Prunus (Sato-zakura Group) 'Shirotae'
Common name: Mount Fuji cherry, Japanese flowering cherry
Around mid April, P. 'Shirotae' produces masses of large, almond-scented, semi-double white blossoms which are held on graceful, arching branches. The leaves have serrated margins with long hairlike projections, a trait which distinguishes this tree. The leaves emerge pale green, then soon after turn to mid green. As fall approaches they turn to shades of yellow and orange before being shed.
P. 'Shirotae' has been a popular cultivar in Japan since about 1850. It was introduced to Europe around 1905 as Mount Fuji cherry. It is thought that it was given that name because when in bloom the tree reminds us of the snow-capped peak of Mount Fuji. 'Shirotae' is the Japanese word for a fine white cloth made from the bark of the paper mulberry (Broussonetia kazinoki). The flowers of Prunus 'Shirotae ', like the cloth, are perfectly white and feel silky.
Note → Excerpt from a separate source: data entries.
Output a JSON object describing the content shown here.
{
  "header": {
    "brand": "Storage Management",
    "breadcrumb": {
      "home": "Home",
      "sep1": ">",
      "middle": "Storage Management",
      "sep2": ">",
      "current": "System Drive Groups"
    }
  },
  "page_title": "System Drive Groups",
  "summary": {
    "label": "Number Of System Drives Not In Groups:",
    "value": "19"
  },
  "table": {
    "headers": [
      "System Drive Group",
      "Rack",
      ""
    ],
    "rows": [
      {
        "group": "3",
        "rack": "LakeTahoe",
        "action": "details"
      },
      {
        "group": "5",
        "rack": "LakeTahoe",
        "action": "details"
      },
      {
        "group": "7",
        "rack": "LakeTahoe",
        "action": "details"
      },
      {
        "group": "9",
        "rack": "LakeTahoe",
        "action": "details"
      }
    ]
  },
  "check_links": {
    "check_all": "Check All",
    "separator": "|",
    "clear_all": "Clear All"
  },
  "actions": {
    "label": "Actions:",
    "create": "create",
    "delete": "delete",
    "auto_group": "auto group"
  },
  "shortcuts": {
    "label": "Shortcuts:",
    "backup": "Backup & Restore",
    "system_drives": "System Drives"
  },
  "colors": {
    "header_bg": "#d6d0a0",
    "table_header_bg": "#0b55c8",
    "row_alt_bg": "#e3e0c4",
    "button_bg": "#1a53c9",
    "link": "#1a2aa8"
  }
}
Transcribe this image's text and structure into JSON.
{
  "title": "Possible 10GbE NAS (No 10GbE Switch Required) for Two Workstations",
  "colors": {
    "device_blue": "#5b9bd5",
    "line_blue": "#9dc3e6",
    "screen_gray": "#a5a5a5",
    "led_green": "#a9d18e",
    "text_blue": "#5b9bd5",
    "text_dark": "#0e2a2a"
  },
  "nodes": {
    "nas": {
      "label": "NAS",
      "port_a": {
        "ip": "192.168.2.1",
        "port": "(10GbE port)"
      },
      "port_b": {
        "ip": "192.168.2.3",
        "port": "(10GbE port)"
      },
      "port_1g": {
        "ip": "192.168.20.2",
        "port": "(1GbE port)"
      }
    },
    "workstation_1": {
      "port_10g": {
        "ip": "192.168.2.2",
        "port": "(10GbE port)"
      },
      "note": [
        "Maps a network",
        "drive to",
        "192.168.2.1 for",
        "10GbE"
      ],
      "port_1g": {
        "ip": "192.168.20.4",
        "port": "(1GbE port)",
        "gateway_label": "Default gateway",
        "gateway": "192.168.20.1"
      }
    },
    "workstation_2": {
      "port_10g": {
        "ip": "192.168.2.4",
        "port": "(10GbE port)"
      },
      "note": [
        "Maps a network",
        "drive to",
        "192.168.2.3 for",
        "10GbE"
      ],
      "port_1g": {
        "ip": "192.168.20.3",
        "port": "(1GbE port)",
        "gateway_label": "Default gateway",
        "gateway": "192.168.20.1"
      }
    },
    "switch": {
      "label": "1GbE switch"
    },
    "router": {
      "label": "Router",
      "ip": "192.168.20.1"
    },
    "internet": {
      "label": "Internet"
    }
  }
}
P. 'Shirotae' has received the RHS Award of Garden Merit for its elegance and beauty.
Two lovely P. 'Shirotae' can be found in Bed 60T across the path from the Sequoiadendron Grove.
Text and photos by Kumi Sutcliffe